» PROVIDED RECORDS:
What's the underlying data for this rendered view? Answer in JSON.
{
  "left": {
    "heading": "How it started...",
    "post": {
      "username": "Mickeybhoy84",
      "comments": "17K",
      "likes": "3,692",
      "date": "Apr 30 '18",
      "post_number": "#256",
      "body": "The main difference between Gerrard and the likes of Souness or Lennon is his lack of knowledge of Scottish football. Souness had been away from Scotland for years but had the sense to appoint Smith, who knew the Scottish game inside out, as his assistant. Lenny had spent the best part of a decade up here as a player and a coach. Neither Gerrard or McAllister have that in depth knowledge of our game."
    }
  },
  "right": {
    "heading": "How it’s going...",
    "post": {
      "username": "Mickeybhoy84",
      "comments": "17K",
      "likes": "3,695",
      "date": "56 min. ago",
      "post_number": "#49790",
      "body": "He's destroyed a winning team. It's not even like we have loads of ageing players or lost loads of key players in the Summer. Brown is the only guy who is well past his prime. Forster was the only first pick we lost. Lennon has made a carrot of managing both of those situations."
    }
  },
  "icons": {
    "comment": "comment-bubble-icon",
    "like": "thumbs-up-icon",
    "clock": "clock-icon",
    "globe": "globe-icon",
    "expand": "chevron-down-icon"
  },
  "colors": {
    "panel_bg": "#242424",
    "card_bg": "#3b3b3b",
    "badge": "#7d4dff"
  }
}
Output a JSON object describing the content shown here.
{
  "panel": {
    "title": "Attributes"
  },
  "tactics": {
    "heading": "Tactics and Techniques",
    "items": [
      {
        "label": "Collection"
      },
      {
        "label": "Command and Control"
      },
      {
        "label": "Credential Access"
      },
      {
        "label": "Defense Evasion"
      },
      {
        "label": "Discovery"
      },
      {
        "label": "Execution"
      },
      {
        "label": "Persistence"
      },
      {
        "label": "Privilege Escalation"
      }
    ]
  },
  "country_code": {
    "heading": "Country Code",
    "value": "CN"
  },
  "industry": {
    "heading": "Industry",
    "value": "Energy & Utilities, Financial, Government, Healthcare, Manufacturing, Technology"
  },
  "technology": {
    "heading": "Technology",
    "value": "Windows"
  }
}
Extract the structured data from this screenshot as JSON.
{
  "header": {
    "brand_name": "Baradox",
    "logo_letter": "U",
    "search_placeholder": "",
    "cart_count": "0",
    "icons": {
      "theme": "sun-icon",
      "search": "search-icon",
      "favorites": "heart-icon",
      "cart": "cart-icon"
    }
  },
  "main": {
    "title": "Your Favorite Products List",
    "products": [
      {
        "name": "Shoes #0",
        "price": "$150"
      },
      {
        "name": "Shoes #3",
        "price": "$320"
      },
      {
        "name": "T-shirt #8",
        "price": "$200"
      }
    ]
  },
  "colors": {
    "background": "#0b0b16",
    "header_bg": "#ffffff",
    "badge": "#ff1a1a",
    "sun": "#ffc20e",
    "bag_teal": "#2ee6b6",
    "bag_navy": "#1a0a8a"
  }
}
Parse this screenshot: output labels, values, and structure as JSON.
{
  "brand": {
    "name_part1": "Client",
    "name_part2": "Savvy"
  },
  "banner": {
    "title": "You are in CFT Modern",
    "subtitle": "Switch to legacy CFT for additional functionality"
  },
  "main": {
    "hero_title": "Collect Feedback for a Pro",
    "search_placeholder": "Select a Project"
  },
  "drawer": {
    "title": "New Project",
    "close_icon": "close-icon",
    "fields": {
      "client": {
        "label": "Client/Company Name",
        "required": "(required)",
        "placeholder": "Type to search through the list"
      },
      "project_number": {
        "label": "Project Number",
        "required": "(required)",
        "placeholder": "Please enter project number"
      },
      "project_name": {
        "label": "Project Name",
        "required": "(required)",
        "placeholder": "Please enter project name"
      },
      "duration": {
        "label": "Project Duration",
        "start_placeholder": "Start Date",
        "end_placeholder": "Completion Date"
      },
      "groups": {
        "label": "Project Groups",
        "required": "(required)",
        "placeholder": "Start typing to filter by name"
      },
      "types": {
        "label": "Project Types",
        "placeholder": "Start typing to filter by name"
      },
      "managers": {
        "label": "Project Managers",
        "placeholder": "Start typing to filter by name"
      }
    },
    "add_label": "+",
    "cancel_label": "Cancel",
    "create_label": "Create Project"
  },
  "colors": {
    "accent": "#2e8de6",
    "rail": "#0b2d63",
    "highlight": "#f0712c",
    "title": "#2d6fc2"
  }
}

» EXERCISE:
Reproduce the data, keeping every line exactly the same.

» WRITTEN ANSWER:
What's the underlying data for this rendered view? Answer in JSON.
{
  "left": {
    "heading": "How it started...",
    "post": {
      "username": "Mickeybhoy84",
      "comments": "17K",
      "likes": "3,692",
      "date": "Apr 30 '18",
      "post_number": "#256",
      "body": "The main difference between Gerrard and the likes of Souness or Lennon is his lack of knowledge of Scottish football. Souness had been away from Scotland for years but had the sense to appoint Smith, who knew the Scottish game inside out, as his assistant. Lenny had spent the best part of a decade up here as a player and a coach. Neither Gerrard or McAllister have that in depth knowledge of our game."
    }
  },
  "right": {
    "heading": "How it’s going...",
    "post": {
      "username": "Mickeybhoy84",
      "comments": "17K",
      "likes": "3,695",
      "date": "56 min. ago",
      "post_number": "#49790",
      "body": "He's destroyed a winning team. It's not even like we have loads of ageing players or lost loads of key players in the Summer. Brown is the only guy who is well past his prime. Forster was the only first pick we lost. Lennon has made a carrot of managing both of those situations."
    }
  },
  "icons": {
    "comment": "comment-bubble-icon",
    "like": "thumbs-up-icon",
    "clock": "clock-icon",
    "globe": "globe-icon",
    "expand": "chevron-down-icon"
  },
  "colors": {
    "panel_bg": "#242424",
    "card_bg": "#3b3b3b",
    "badge": "#7d4dff"
  }
}
Output a JSON object describing the content shown here.
{
  "panel": {
    "title": "Attributes"
  },
  "tactics": {
    "heading": "Tactics and Techniques",
    "items": [
      {
        "label": "Collection"
      },
      {
        "label": "Command and Control"
      },
      {
        "label": "Credential Access"
      },
      {
        "label": "Defense Evasion"
      },
      {
        "label": "Discovery"
      },
      {
        "label": "Execution"
      },
      {
        "label": "Persistence"
      },
      {
        "label": "Privilege Escalation"
      }
    ]
  },
  "country_code": {
    "heading": "Country Code",
    "value": "CN"
  },
  "industry": {
    "heading": "Industry",
    "value": "Energy & Utilities, Financial, Government, Healthcare, Manufacturing, Technology"
  },
  "technology": {
    "heading": "Technology",
    "value": "Windows"
  }
}
Extract the structured data from this screenshot as JSON.
{
  "header": {
    "brand_name": "Baradox",
    "logo_letter": "U",
    "search_placeholder": "",
    "cart_count": "0",
    "icons": {
      "theme": "sun-icon",
      "search": "search-icon",
      "favorites": "heart-icon",
      "cart": "cart-icon"
    }
  },
  "main": {
    "title": "Your Favorite Products List",
    "products": [
      {
        "name": "Shoes #0",
        "price": "$150"
      },
      {
        "name": "Shoes #3",
        "price": "$320"
      },
      {
        "name": "T-shirt #8",
        "price": "$200"
      }
    ]
  },
  "colors": {
    "background": "#0b0b16",
    "header_bg": "#ffffff",
    "badge": "#ff1a1a",
    "sun": "#ffc20e",
    "bag_teal": "#2ee6b6",
    "bag_navy": "#1a0a8a"
  }
}
Parse this screenshot: output labels, values, and structure as JSON.
{
  "brand": {
    "name_part1": "Client",
    "name_part2": "Savvy"
  },
  "banner": {
    "title": "You are in CFT Modern",
    "subtitle": "Switch to legacy CFT for additional functionality"
  },
  "main": {
    "hero_title": "Collect Feedback for a Pro",
    "search_placeholder": "Select a Project"
  },
  "drawer": {
    "title": "New Project",
    "close_icon": "close-icon",
    "fields": {
      "client": {
        "label": "Client/Company Name",
        "required": "(required)",
        "placeholder": "Type to search through the list"
      },
      "project_number": {
        "label": "Project Number",
        "required": "(required)",
        "placeholder": "Please enter project number"
      },
      "project_name": {
        "label": "Project Name",
        "required": "(required)",
        "placeholder": "Please enter project name"
      },
      "duration": {
        "label": "Project Duration",
        "start_placeholder": "Start Date",
        "end_placeholder": "Completion Date"
      },
      "groups": {
        "label": "Project Groups",
        "required": "(required)",
        "placeholder": "Start typing to filter by name"
      },
      "types": {
        "label": "Project Types",
        "placeholder": "Start typing to filter by name"
      },
      "managers": {
        "label": "Project Managers",
        "placeholder": "Start typing to filter by name"
      }
    },
    "add_label": "+",
    "cancel_label": "Cancel",
    "create_label": "Create Project"
  },
  "colors": {
    "accent": "#2e8de6",
    "rail": "#0b2d63",
    "highlight": "#f0712c",
    "title": "#2d6fc2"
  }
}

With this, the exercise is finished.